> WHAT THE TASK REQUIRES: In how many lines of the records below does the word "selected" appear? Answer with the number alone.

> PROVIDED DATA:
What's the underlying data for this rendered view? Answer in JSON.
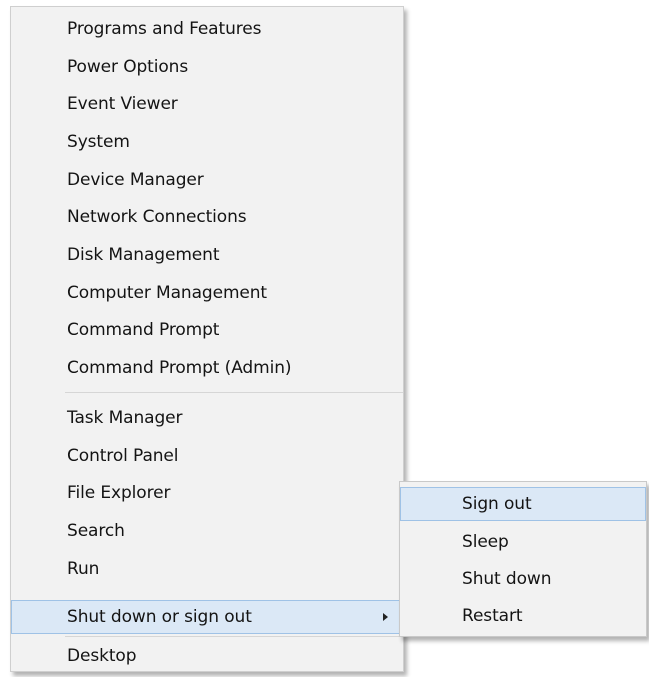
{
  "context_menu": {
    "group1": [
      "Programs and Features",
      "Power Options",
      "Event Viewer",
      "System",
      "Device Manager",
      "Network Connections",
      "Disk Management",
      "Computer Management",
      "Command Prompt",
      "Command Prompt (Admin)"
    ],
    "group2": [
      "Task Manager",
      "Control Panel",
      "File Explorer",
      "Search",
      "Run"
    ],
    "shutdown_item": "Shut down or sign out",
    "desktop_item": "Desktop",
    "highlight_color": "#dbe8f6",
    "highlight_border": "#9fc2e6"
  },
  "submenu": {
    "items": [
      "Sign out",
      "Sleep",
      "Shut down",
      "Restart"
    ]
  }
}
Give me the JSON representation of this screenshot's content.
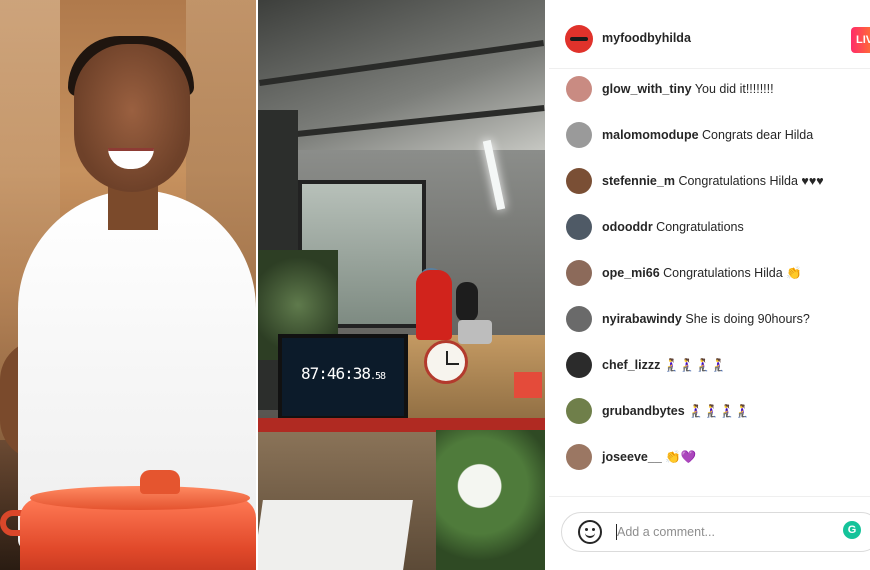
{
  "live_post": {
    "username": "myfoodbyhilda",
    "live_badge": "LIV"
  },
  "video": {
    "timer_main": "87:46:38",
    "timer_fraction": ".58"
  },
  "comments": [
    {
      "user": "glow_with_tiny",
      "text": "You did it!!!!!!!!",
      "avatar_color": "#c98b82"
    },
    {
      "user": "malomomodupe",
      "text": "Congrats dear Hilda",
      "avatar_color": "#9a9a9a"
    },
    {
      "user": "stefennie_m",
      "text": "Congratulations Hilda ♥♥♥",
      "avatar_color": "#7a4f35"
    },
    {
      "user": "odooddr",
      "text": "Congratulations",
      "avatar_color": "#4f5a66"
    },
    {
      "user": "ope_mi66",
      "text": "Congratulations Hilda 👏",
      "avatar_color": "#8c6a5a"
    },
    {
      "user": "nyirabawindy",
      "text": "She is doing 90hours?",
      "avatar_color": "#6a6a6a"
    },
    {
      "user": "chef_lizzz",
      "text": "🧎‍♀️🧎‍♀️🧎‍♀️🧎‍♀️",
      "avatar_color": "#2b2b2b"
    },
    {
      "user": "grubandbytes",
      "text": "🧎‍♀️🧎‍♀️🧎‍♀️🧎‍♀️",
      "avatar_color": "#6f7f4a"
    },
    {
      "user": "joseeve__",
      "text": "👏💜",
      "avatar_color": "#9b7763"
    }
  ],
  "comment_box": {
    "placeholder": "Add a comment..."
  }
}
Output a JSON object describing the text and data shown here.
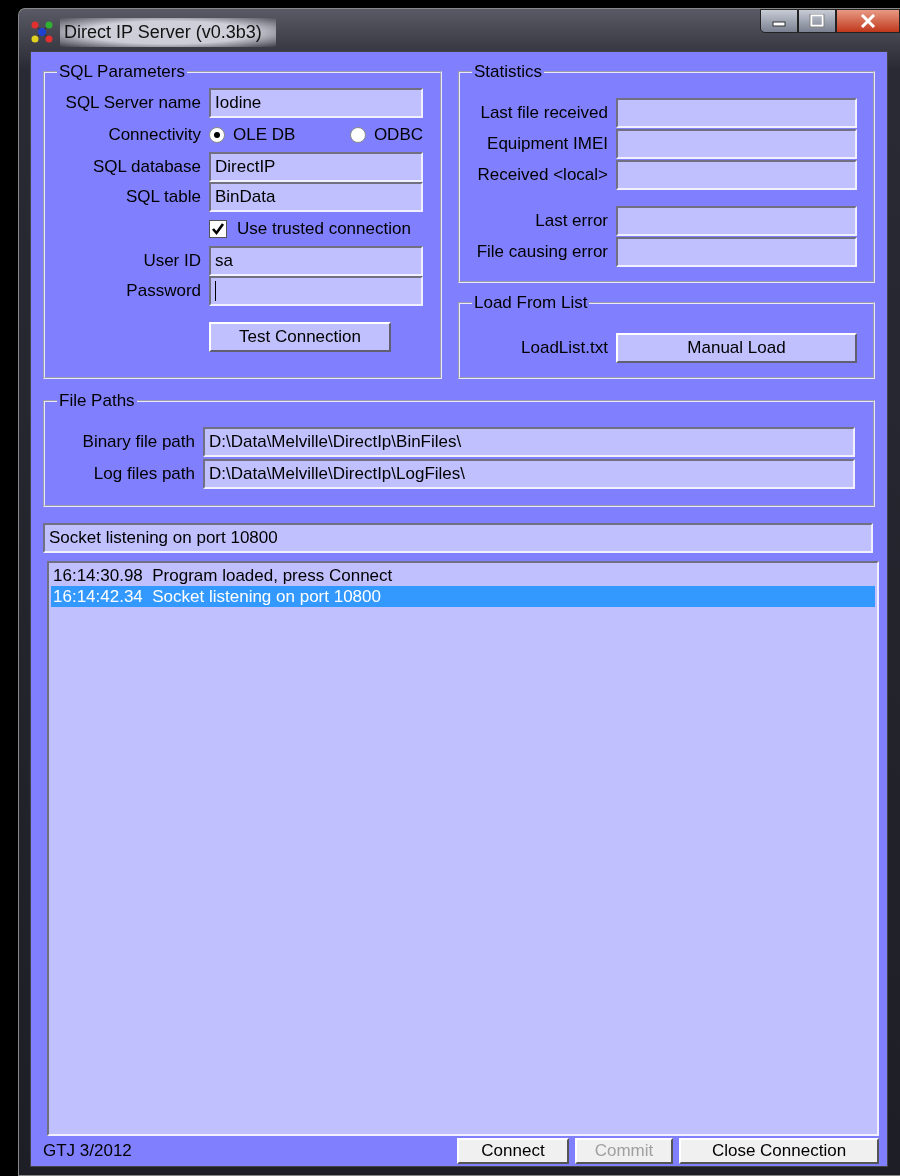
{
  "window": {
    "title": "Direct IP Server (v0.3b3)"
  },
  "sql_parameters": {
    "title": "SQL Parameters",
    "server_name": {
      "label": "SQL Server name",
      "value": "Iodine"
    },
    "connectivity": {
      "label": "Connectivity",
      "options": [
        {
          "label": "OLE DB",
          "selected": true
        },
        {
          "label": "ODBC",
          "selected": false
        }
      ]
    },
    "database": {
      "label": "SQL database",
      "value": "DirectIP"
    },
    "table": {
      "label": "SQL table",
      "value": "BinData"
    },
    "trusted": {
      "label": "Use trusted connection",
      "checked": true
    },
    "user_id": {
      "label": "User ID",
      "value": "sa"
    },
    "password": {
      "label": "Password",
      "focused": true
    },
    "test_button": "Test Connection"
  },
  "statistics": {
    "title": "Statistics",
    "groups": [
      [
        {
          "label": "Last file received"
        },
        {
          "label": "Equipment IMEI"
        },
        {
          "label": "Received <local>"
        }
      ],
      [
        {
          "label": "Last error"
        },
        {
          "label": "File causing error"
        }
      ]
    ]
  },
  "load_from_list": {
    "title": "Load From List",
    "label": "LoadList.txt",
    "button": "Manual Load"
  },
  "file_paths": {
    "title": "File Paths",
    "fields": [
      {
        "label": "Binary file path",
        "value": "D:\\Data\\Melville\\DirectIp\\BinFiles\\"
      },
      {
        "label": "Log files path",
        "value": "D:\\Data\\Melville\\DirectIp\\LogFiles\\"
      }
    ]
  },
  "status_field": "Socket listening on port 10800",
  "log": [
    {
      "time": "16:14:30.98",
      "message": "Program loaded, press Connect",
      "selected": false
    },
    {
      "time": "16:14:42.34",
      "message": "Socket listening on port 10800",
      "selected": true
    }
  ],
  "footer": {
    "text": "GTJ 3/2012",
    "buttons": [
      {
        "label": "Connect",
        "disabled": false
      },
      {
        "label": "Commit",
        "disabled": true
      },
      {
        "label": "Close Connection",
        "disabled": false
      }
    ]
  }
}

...

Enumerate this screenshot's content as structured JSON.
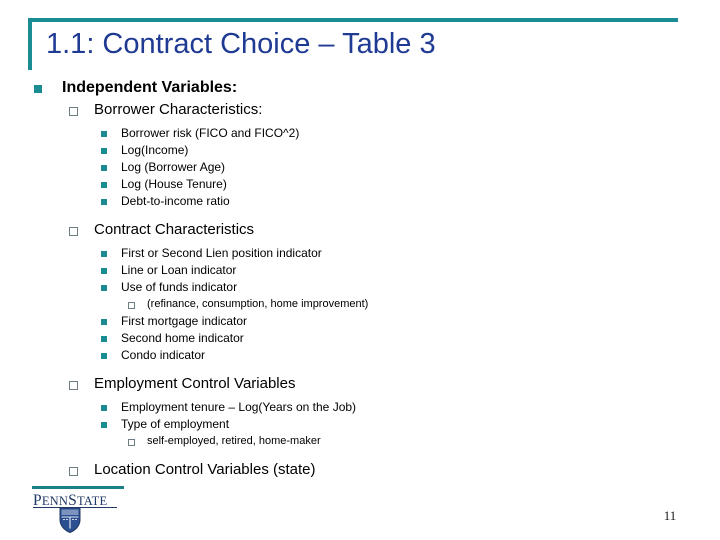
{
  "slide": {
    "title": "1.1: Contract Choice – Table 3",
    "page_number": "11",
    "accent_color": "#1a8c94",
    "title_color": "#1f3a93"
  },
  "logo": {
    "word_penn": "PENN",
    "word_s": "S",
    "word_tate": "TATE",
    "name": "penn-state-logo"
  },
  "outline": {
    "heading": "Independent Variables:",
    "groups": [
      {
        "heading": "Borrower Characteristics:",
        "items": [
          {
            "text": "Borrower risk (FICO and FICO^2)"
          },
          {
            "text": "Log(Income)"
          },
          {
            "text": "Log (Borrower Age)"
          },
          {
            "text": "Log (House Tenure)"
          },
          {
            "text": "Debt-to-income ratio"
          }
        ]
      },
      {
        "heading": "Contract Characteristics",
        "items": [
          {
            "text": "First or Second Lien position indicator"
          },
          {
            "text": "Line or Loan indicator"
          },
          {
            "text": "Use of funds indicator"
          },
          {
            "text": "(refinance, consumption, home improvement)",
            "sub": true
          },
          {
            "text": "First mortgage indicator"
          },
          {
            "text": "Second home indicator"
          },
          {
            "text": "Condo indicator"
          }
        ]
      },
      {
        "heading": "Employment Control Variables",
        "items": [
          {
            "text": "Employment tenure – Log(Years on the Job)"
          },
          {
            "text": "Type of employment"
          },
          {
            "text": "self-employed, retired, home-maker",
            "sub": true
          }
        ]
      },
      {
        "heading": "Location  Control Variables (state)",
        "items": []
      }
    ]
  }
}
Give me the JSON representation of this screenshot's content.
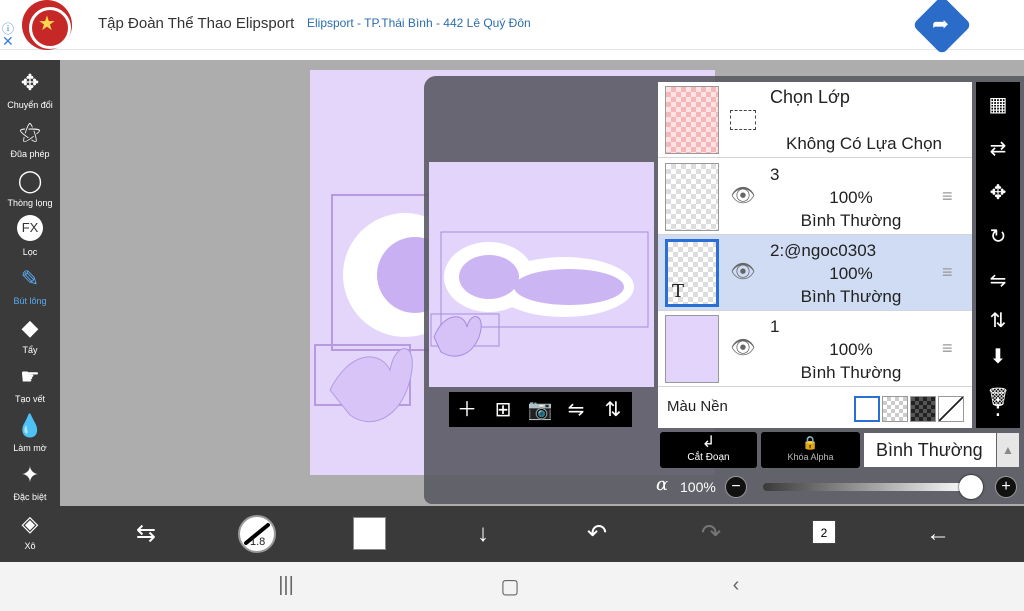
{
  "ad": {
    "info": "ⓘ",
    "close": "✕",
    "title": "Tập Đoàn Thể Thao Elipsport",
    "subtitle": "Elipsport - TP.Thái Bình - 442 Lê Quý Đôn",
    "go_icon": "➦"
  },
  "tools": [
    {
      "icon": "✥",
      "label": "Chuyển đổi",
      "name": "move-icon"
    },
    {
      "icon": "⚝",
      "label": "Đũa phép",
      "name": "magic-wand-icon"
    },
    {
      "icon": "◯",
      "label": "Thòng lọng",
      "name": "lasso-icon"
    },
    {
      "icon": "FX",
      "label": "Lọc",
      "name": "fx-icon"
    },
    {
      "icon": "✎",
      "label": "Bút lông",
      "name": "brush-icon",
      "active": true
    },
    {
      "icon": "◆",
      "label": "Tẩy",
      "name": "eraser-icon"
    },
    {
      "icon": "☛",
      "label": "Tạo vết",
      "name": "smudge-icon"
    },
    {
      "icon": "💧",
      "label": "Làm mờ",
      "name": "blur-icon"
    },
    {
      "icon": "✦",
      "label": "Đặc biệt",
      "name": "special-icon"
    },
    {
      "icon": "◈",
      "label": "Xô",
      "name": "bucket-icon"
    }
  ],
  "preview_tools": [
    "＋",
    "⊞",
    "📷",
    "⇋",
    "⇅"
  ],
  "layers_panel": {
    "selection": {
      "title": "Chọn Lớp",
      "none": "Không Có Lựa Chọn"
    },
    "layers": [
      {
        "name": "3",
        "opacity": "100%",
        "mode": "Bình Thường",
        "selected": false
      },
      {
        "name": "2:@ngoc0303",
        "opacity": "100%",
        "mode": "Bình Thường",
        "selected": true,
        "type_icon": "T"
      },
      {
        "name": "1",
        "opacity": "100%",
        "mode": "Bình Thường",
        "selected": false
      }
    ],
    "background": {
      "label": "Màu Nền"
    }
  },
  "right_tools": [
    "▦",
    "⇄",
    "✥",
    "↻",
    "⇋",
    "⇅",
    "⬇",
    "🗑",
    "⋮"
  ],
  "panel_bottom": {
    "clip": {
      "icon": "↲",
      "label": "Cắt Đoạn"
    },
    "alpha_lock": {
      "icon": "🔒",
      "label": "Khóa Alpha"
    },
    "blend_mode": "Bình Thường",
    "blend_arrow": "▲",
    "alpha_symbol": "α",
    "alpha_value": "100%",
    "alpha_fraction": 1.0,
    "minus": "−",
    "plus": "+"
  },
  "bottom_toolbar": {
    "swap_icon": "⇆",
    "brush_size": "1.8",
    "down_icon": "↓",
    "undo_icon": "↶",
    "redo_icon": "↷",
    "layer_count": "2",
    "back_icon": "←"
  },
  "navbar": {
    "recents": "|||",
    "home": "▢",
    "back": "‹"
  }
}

> EXERCISE OUTPUT: 7